Yael: I just want Darlene to finish the hack because she "happens to be smart and good at things," as she said several seasons back. If this episode was Request Timeout, does that mean the next one is Conflict?
Oh, dumb question, but does Darlene actually need to find Elliot to finish his hack?
Micah: I'm not sure... I'm actually a little unclear on the details of the hack they're in the middle of doing, and how it works.
Trammell: Looks like the plan is to steal cryptocurrency and pass it through a tumbler to launder it.
Yael: Can we do an ELI5 about tumblers and mixers?
Jen: A coin mixer is a service you can move your coins through such that you can hopefully disassociate the coins with where they came from (which one would do if coins were illegally acquired). Like money laundering.
Trammell: The base64 doesn't decode to ASCII, unfortunately.
Harlo: What does it decode toooooooo? Shall I get out the CyberChef?
Yael: I don't understand how any of this works, tbh. Like, I know he's trying to steal crypto.
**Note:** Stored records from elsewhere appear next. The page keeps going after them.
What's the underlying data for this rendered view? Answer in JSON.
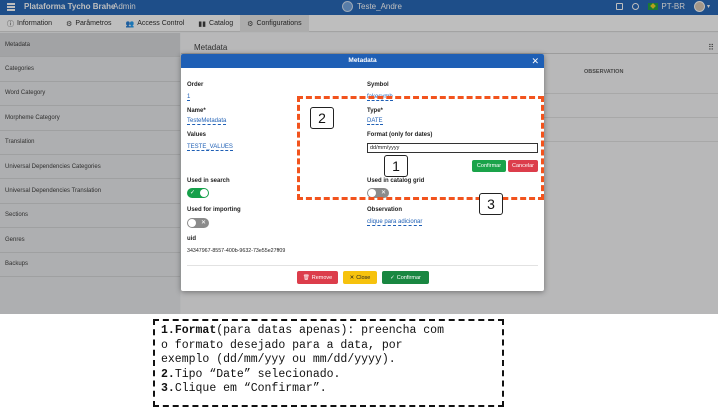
{
  "topbar": {
    "brand": "Plataforma Tycho Brahe",
    "role": "Admin",
    "project": "Teste_Andre",
    "language": "PT-BR"
  },
  "tabs": [
    {
      "label": "Information",
      "icon": "info-icon"
    },
    {
      "label": "Parâmetros",
      "icon": "settings-icon"
    },
    {
      "label": "Access Control",
      "icon": "users-icon"
    },
    {
      "label": "Catalog",
      "icon": "book-icon"
    },
    {
      "label": "Configurations",
      "icon": "gears-icon"
    }
  ],
  "sidebar": {
    "items": [
      {
        "label": "Metadata"
      },
      {
        "label": "Categories"
      },
      {
        "label": "Word Category"
      },
      {
        "label": "Morpheme Category"
      },
      {
        "label": "Translation"
      },
      {
        "label": "Universal Dependencies Categories"
      },
      {
        "label": "Universal Dependencies Translation"
      },
      {
        "label": "Sections"
      },
      {
        "label": "Genres"
      },
      {
        "label": "Backups"
      }
    ]
  },
  "main": {
    "title": "Metadata",
    "observation_header": "OBSERVATION"
  },
  "modal": {
    "title": "Metadata",
    "order_label": "Order",
    "order_value": "1",
    "symbol_label": "Symbol",
    "symbol_value": "fakesymb",
    "name_label": "Name*",
    "name_value": "TesteMetadata",
    "type_label": "Type*",
    "type_value": "DATE",
    "values_label": "Values",
    "values_value": "TESTE_VALUES",
    "format_label": "Format (only for dates)",
    "format_value": "dd/mm/yyyy",
    "confirm_small": "Confirmar",
    "cancel_small": "Cancelar",
    "used_in_search_label": "Used in search",
    "used_in_search": true,
    "used_in_catalog_label": "Used in catalog grid",
    "used_in_catalog": false,
    "used_importing_label": "Used for importing",
    "used_importing": false,
    "observation_label": "Observation",
    "observation_value": "clique para adicionar",
    "uid_label": "uid",
    "uid_value": "34347967-8557-400b-9632-73e55e27ff09",
    "remove_label": "Remove",
    "close_label": "Close",
    "confirm_label": "Confirmar"
  },
  "annotations": {
    "numbers": [
      "1",
      "2",
      "3"
    ],
    "color": "#f2531d"
  },
  "instructions": {
    "line1_num": "1.",
    "line1_bold": "Format",
    "line1_rest": "(para datas apenas): preencha com",
    "line2": "o formato desejado para a data, por",
    "line3": "exemplo (dd/mm/yyy ou mm/dd/yyyy).",
    "line4_num": "2.",
    "line4_rest": "Tipo “Date” selecionado.",
    "line5_num": "3.",
    "line5_rest": "Clique em “Confirmar”."
  }
}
CryptoCURRENCY.
Micah: This Python script that Elliot's writing isn't actually the full hack. It's not even exploiting anything. It appears to be laundering cryptocurrency. I think once they steal the money, this is how they're going to retrieve it without getting caught. But this script isn't actually stealing the money.
Jen: The other comment is valid. It looks like at some point he renamed a function during development and when the main() function runs, it'll crash with a NameError.
Micah: It looks like the final output of the script is a list of new wallet addresses that the money was ultimately sent to.
Jen: Presumably, he'd run this in test before moving millions of USD worth of coins through a mixer.